Pictures do not belong in the copy; retype the records below exactly.
Given records START
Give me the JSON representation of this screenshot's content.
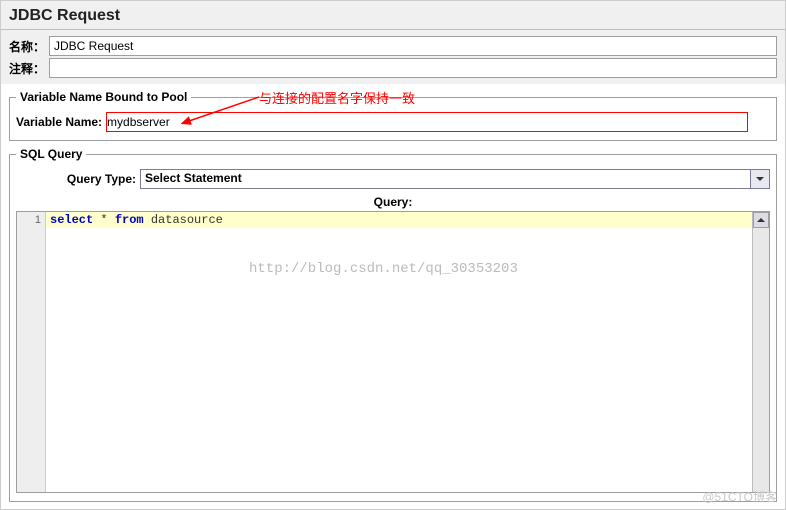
{
  "header": {
    "title": "JDBC Request"
  },
  "fields": {
    "name_label": "名称：",
    "name_value": "JDBC Request",
    "comment_label": "注释：",
    "comment_value": ""
  },
  "var_pool": {
    "legend": "Variable Name Bound to Pool",
    "label": "Variable Name:",
    "value": "mydbserver"
  },
  "sql": {
    "legend": "SQL Query",
    "query_type_label": "Query Type:",
    "query_type_value": "Select Statement",
    "query_label": "Query:",
    "line_no": "1",
    "kw_select": "select",
    "star": " * ",
    "kw_from": "from",
    "table": " datasource"
  },
  "annotation": {
    "text": "与连接的配置名字保持一致"
  },
  "watermark": {
    "text": "http://blog.csdn.net/qq_30353203"
  },
  "footer": {
    "text": "@51CTO博客"
  }
}
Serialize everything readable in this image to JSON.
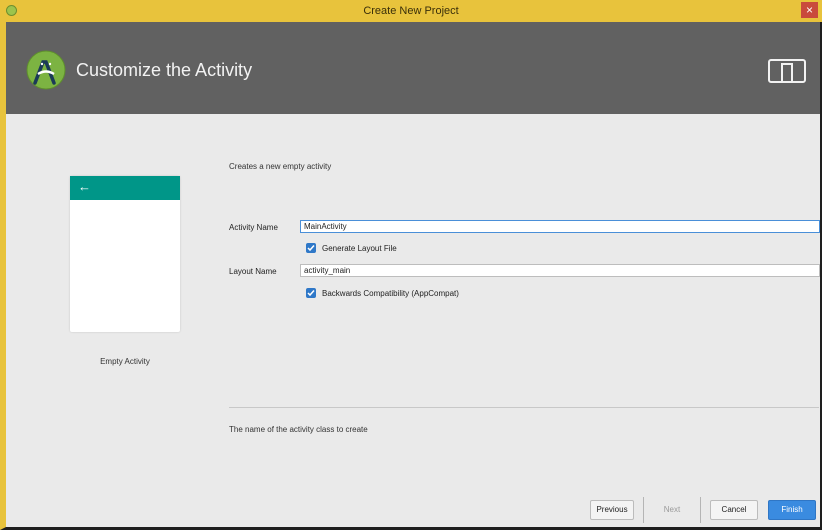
{
  "window": {
    "title": "Create New Project",
    "close_glyph": "×"
  },
  "header": {
    "title": "Customize the Activity",
    "logo_icon": "android-studio-icon",
    "device_icon": "tablet-phone-icon"
  },
  "preview": {
    "back_glyph": "←",
    "template_name": "Empty Activity"
  },
  "form": {
    "description": "Creates a new empty activity",
    "activity_name_label": "Activity Name",
    "activity_name_value": "MainActivity",
    "generate_layout_label": "Generate Layout File",
    "generate_layout_checked": true,
    "layout_name_label": "Layout Name",
    "layout_name_value": "activity_main",
    "backwards_compat_label": "Backwards Compatibility (AppCompat)",
    "backwards_compat_checked": true
  },
  "hint": "The name of the activity class to create",
  "buttons": {
    "previous": "Previous",
    "next": "Next",
    "cancel": "Cancel",
    "finish": "Finish"
  },
  "colors": {
    "title_bar": "#e8c33c",
    "header": "#616161",
    "preview_bar": "#009688",
    "accent": "#3a8be0"
  }
}
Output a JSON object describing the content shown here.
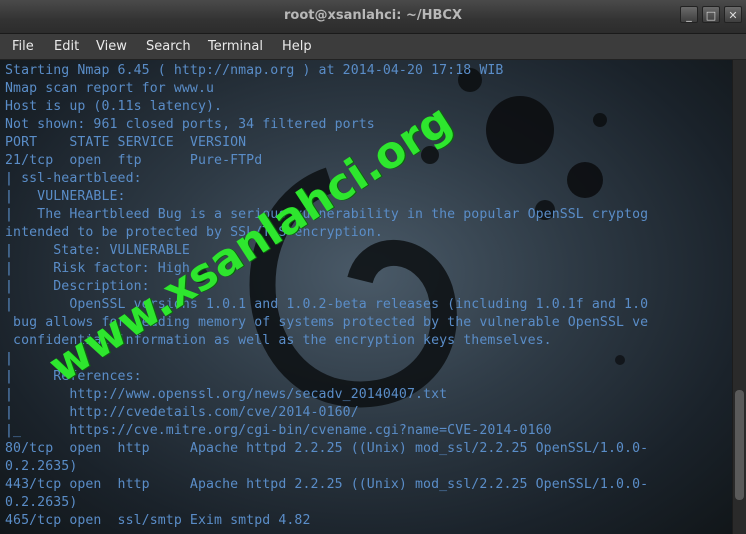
{
  "window": {
    "title": "root@xsanlahci: ~/HBCX",
    "buttons": [
      "_",
      "□",
      "✕"
    ]
  },
  "menubar": {
    "items": [
      "File",
      "Edit",
      "View",
      "Search",
      "Terminal",
      "Help"
    ]
  },
  "terminal": {
    "lines": [
      "Starting Nmap 6.45 ( http://nmap.org ) at 2014-04-20 17:18 WIB",
      "Nmap scan report for www.u",
      "Host is up (0.11s latency).",
      "Not shown: 961 closed ports, 34 filtered ports",
      "PORT    STATE SERVICE  VERSION",
      "21/tcp  open  ftp      Pure-FTPd",
      "| ssl-heartbleed:",
      "|   VULNERABLE:",
      "|   The Heartbleed Bug is a serious vulnerability in the popular OpenSSL cryptog",
      "intended to be protected by SSL/TLS encryption.",
      "|     State: VULNERABLE",
      "|     Risk factor: High",
      "|     Description:",
      "|       OpenSSL versions 1.0.1 and 1.0.2-beta releases (including 1.0.1f and 1.0",
      " bug allows for reading memory of systems protected by the vulnerable OpenSSL ve",
      " confidential information as well as the encryption keys themselves.",
      "|",
      "|     References:",
      "|       http://www.openssl.org/news/secadv_20140407.txt",
      "|       http://cvedetails.com/cve/2014-0160/",
      "|_      https://cve.mitre.org/cgi-bin/cvename.cgi?name=CVE-2014-0160",
      "80/tcp  open  http     Apache httpd 2.2.25 ((Unix) mod_ssl/2.2.25 OpenSSL/1.0.0-",
      "0.2.2635)",
      "443/tcp open  http     Apache httpd 2.2.25 ((Unix) mod_ssl/2.2.25 OpenSSL/1.0.0-",
      "0.2.2635)",
      "465/tcp open  ssl/smtp Exim smtpd 4.82"
    ]
  },
  "watermark": "www.xsanlahci.org",
  "colors": {
    "terminal_text": "#5a8dc8",
    "watermark": "#2ee62e",
    "menubar_bg": "#3c3c3c"
  }
}
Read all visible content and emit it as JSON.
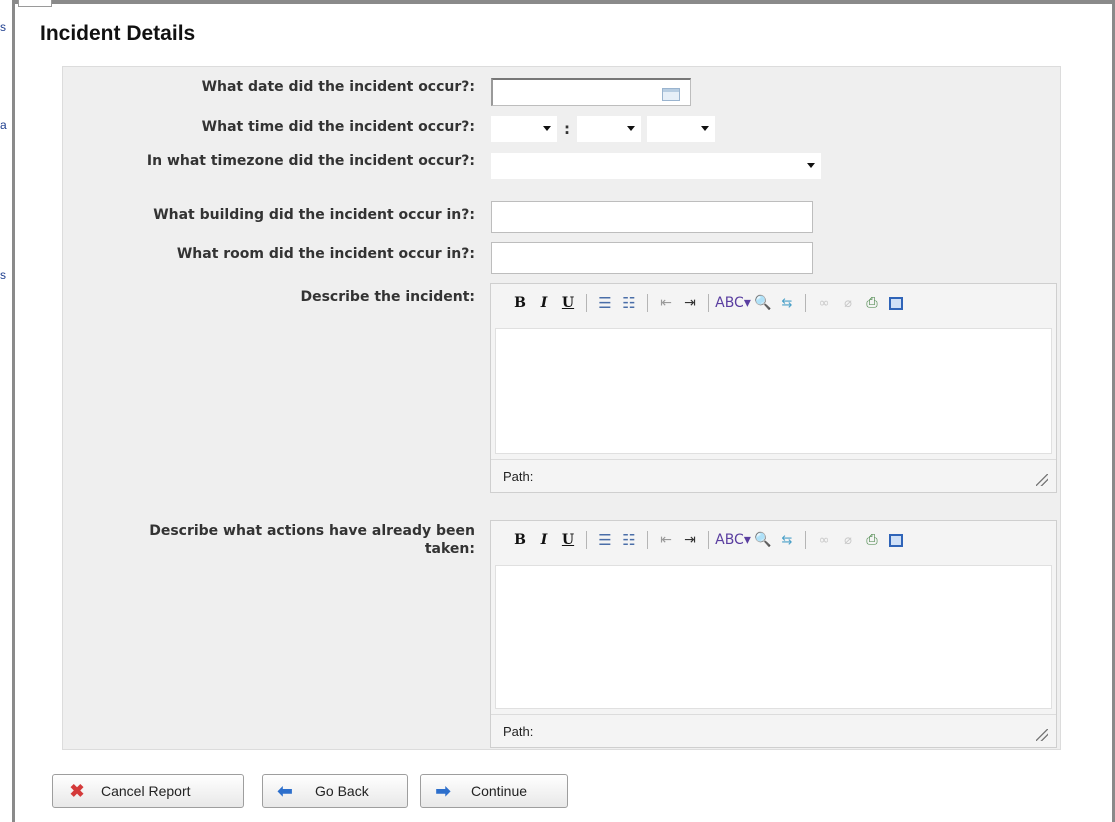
{
  "section": {
    "title": "Incident Details"
  },
  "left_fragments": [
    "s",
    "a",
    "s"
  ],
  "fields": {
    "date": {
      "label": "What date did the incident occur?:",
      "value": ""
    },
    "time": {
      "label": "What time did the incident occur?:",
      "hour": "",
      "minute": "",
      "ampm": "",
      "separator": ":"
    },
    "timezone": {
      "label": "In what timezone did the incident occur?:",
      "value": ""
    },
    "building": {
      "label": "What building did the incident occur in?:",
      "value": ""
    },
    "room": {
      "label": "What room did the incident occur in?:",
      "value": ""
    },
    "describe": {
      "label": "Describe the incident:",
      "path_label": "Path:"
    },
    "actions": {
      "label": "Describe what actions have already been taken:",
      "path_label": "Path:"
    }
  },
  "toolbar": {
    "bold": "B",
    "italic": "I",
    "underline": "U",
    "bullet_list": "☰",
    "numbered_list": "☷",
    "outdent": "⇤",
    "indent": "⇥",
    "spellcheck": "ABC▾",
    "find": "🔍",
    "replace": "⇆",
    "link": "∞",
    "unlink": "⌀",
    "print": "⎙"
  },
  "buttons": {
    "cancel": "Cancel Report",
    "back": "Go Back",
    "continue": "Continue"
  },
  "colors": {
    "panel": "#efefef",
    "cancel_icon": "#d43a3a",
    "arrow_icon": "#2d6fcc"
  }
}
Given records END
Exercise response →
Give me the JSON representation of this screenshot's content.
{
  "header": {
    "title": "JDBC Request"
  },
  "fields": {
    "name_label": "名称：",
    "name_value": "JDBC Request",
    "comment_label": "注释：",
    "comment_value": ""
  },
  "var_pool": {
    "legend": "Variable Name Bound to Pool",
    "label": "Variable Name:",
    "value": "mydbserver"
  },
  "sql": {
    "legend": "SQL Query",
    "query_type_label": "Query Type:",
    "query_type_value": "Select Statement",
    "query_label": "Query:",
    "line_no": "1",
    "kw_select": "select",
    "star": " * ",
    "kw_from": "from",
    "table": " datasource"
  },
  "annotation": {
    "text": "与连接的配置名字保持一致"
  },
  "watermark": {
    "text": "http://blog.csdn.net/qq_30353203"
  },
  "footer": {
    "text": "@51CTO博客"
  }
}
Serialize everything readable in this image to JSON.
{
  "window": {
    "title": "Create New Project",
    "close_glyph": "×"
  },
  "header": {
    "title": "Customize the Activity",
    "logo_icon": "android-studio-icon",
    "device_icon": "tablet-phone-icon"
  },
  "preview": {
    "back_glyph": "←",
    "template_name": "Empty Activity"
  },
  "form": {
    "description": "Creates a new empty activity",
    "activity_name_label": "Activity Name",
    "activity_name_value": "MainActivity",
    "generate_layout_label": "Generate Layout File",
    "generate_layout_checked": true,
    "layout_name_label": "Layout Name",
    "layout_name_value": "activity_main",
    "backwards_compat_label": "Backwards Compatibility (AppCompat)",
    "backwards_compat_checked": true
  },
  "hint": "The name of the activity class to create",
  "buttons": {
    "previous": "Previous",
    "next": "Next",
    "cancel": "Cancel",
    "finish": "Finish"
  },
  "colors": {
    "title_bar": "#e8c33c",
    "header": "#616161",
    "preview_bar": "#009688",
    "accent": "#3a8be0"
  }
}
Output a JSON object describing the content shown here.
{
  "window": {
    "title": "root@xsanlahci: ~/HBCX",
    "buttons": [
      "_",
      "□",
      "✕"
    ]
  },
  "menubar": {
    "items": [
      "File",
      "Edit",
      "View",
      "Search",
      "Terminal",
      "Help"
    ]
  },
  "terminal": {
    "lines": [
      "Starting Nmap 6.45 ( http://nmap.org ) at 2014-04-20 17:18 WIB",
      "Nmap scan report for www.u",
      "Host is up (0.11s latency).",
      "Not shown: 961 closed ports, 34 filtered ports",
      "PORT    STATE SERVICE  VERSION",
      "21/tcp  open  ftp      Pure-FTPd",
      "| ssl-heartbleed:",
      "|   VULNERABLE:",
      "|   The Heartbleed Bug is a serious vulnerability in the popular OpenSSL cryptog",
      "intended to be protected by SSL/TLS encryption.",
      "|     State: VULNERABLE",
      "|     Risk factor: High",
      "|     Description:",
      "|       OpenSSL versions 1.0.1 and 1.0.2-beta releases (including 1.0.1f and 1.0",
      " bug allows for reading memory of systems protected by the vulnerable OpenSSL ve",
      " confidential information as well as the encryption keys themselves.",
      "|",
      "|     References:",
      "|       http://www.openssl.org/news/secadv_20140407.txt",
      "|       http://cvedetails.com/cve/2014-0160/",
      "|_      https://cve.mitre.org/cgi-bin/cvename.cgi?name=CVE-2014-0160",
      "80/tcp  open  http     Apache httpd 2.2.25 ((Unix) mod_ssl/2.2.25 OpenSSL/1.0.0-",
      "0.2.2635)",
      "443/tcp open  http     Apache httpd 2.2.25 ((Unix) mod_ssl/2.2.25 OpenSSL/1.0.0-",
      "0.2.2635)",
      "465/tcp open  ssl/smtp Exim smtpd 4.82"
    ]
  },
  "watermark": "www.xsanlahci.org",
  "colors": {
    "terminal_text": "#5a8dc8",
    "watermark": "#2ee62e",
    "menubar_bg": "#3c3c3c"
  }
}
Read all visible content and emit it as JSON.
{
  "section": {
    "title": "Incident Details"
  },
  "left_fragments": [
    "s",
    "a",
    "s"
  ],
  "fields": {
    "date": {
      "label": "What date did the incident occur?:",
      "value": ""
    },
    "time": {
      "label": "What time did the incident occur?:",
      "hour": "",
      "minute": "",
      "ampm": "",
      "separator": ":"
    },
    "timezone": {
      "label": "In what timezone did the incident occur?:",
      "value": ""
    },
    "building": {
      "label": "What building did the incident occur in?:",
      "value": ""
    },
    "room": {
      "label": "What room did the incident occur in?:",
      "value": ""
    },
    "describe": {
      "label": "Describe the incident:",
      "path_label": "Path:"
    },
    "actions": {
      "label": "Describe what actions have already been taken:",
      "path_label": "Path:"
    }
  },
  "toolbar": {
    "bold": "B",
    "italic": "I",
    "underline": "U",
    "bullet_list": "☰",
    "numbered_list": "☷",
    "outdent": "⇤",
    "indent": "⇥",
    "spellcheck": "ABC▾",
    "find": "🔍",
    "replace": "⇆",
    "link": "∞",
    "unlink": "⌀",
    "print": "⎙"
  },
  "buttons": {
    "cancel": "Cancel Report",
    "back": "Go Back",
    "continue": "Continue"
  },
  "colors": {
    "panel": "#efefef",
    "cancel_icon": "#d43a3a",
    "arrow_icon": "#2d6fcc"
  }
}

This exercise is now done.